WHAT IS BEING ASKED:
The response must contain every line from the records below that has "nhiều".

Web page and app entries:
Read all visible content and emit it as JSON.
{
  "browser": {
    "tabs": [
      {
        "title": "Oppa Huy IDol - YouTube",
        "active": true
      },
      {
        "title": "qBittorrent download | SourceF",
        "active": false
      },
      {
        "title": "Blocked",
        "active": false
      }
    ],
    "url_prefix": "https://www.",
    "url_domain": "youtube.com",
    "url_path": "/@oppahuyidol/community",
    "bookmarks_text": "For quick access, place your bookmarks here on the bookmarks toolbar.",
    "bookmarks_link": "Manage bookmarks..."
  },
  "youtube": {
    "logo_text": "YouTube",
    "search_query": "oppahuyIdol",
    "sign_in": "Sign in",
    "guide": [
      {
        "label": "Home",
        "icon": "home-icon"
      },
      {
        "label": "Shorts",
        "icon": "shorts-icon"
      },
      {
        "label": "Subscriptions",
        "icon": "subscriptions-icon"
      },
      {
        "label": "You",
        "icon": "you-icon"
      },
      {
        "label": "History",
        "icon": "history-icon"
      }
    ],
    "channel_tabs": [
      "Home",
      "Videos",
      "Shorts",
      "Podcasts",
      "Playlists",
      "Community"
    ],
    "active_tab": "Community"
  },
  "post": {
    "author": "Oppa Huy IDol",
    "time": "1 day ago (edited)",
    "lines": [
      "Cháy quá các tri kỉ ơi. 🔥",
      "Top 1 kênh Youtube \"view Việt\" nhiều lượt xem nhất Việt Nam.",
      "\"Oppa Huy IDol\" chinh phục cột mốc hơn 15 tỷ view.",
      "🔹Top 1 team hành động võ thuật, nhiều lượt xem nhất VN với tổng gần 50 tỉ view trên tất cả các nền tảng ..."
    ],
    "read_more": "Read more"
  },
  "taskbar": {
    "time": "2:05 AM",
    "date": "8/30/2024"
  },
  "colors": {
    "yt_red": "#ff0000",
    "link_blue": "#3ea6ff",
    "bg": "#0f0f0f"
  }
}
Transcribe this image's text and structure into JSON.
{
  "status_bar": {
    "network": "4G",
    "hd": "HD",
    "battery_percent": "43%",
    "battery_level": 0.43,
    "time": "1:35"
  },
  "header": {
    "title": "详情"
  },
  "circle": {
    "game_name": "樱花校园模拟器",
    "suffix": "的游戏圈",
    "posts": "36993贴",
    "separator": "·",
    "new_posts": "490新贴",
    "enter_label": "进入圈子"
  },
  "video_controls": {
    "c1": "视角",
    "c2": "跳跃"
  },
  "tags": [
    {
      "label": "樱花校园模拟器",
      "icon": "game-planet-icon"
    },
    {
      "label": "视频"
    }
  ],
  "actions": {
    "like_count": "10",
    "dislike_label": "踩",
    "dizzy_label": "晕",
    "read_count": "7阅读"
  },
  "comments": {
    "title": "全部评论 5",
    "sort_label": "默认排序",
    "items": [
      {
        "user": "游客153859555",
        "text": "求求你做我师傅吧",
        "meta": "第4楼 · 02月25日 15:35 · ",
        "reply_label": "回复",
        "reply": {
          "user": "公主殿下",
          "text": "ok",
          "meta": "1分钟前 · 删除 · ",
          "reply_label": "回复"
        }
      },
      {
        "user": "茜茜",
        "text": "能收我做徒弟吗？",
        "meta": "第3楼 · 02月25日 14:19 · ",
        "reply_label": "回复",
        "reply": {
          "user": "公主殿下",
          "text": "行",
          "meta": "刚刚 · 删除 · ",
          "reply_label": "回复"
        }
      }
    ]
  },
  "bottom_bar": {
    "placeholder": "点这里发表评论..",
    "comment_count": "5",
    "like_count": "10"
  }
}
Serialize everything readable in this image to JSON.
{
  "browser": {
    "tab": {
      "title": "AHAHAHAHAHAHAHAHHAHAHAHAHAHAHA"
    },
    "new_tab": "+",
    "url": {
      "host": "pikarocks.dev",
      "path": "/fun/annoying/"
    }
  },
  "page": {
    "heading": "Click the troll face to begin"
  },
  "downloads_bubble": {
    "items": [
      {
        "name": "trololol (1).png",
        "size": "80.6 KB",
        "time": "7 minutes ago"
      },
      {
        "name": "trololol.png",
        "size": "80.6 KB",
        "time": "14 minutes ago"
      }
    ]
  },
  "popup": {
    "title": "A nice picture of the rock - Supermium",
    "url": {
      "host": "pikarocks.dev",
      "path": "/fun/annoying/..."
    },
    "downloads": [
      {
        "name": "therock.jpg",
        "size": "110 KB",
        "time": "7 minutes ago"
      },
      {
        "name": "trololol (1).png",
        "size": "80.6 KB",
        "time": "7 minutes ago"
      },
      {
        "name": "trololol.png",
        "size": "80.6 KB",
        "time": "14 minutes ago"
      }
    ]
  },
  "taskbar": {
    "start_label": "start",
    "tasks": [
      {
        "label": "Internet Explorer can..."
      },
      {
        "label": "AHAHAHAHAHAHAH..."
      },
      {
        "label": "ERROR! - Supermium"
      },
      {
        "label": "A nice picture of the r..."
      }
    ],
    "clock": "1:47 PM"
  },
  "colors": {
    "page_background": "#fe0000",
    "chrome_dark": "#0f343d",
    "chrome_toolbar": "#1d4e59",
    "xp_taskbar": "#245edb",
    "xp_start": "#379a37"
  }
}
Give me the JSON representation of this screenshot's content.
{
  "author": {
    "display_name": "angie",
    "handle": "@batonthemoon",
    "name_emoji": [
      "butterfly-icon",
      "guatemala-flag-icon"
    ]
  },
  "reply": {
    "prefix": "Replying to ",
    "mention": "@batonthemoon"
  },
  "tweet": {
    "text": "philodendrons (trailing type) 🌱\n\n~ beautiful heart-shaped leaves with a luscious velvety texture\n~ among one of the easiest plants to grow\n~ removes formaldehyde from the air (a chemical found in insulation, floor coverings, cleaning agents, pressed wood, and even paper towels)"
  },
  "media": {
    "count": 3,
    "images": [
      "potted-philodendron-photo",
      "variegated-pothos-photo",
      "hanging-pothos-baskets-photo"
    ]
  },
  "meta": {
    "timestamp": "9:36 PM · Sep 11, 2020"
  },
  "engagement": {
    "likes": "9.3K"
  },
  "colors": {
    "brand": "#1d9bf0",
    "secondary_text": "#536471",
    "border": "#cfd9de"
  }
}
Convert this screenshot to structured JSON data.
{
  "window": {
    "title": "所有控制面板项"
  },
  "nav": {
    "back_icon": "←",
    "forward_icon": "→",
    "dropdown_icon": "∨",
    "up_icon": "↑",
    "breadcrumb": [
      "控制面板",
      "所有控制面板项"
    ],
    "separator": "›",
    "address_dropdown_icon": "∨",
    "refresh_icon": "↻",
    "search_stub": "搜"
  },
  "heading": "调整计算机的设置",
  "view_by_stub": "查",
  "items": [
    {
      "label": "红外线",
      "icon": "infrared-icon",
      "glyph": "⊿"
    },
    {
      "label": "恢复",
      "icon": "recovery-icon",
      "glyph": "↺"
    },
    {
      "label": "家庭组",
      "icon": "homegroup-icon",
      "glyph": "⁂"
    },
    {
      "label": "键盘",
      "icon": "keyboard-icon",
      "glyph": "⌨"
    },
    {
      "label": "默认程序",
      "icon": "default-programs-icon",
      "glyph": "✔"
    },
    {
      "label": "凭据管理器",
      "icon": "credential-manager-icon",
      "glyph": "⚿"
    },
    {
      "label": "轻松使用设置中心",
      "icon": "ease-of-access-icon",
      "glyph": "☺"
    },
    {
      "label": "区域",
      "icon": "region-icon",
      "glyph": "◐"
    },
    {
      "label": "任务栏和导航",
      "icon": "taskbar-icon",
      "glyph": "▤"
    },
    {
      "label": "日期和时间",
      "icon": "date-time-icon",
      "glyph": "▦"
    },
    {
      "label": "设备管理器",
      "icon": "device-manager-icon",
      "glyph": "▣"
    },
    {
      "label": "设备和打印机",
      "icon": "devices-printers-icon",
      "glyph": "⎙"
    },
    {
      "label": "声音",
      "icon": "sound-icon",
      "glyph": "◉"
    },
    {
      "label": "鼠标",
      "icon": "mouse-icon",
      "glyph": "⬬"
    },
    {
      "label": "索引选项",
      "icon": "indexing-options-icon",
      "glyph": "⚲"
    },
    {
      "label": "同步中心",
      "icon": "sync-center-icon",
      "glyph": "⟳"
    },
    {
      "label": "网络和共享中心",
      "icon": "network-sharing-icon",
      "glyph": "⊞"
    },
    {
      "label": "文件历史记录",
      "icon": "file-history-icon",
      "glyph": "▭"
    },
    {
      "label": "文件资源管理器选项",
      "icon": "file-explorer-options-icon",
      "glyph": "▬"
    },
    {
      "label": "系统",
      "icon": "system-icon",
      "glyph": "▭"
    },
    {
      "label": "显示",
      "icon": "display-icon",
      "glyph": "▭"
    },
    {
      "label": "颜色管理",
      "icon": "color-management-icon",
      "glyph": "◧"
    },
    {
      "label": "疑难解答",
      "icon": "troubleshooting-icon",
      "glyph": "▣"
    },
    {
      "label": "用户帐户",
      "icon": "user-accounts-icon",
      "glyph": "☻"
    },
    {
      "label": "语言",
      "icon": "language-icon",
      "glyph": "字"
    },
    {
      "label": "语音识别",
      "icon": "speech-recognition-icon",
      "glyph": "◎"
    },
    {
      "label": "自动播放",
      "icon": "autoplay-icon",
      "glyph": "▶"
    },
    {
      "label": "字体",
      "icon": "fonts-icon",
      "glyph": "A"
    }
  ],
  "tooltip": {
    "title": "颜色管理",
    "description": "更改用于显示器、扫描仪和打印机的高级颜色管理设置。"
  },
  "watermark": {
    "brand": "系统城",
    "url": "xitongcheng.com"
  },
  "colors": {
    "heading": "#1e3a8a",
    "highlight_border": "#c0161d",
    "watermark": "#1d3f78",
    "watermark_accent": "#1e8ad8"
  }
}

ANSWER FOR THE TASK:
      "Top 1 kênh Youtube \"view Việt\" nhiều lượt xem nhất Việt Nam.",
      "🔹Top 1 team hành động võ thuật, nhiều lượt xem nhất VN với tổng gần 50 tỉ view trên tất cả các nền tảng ..."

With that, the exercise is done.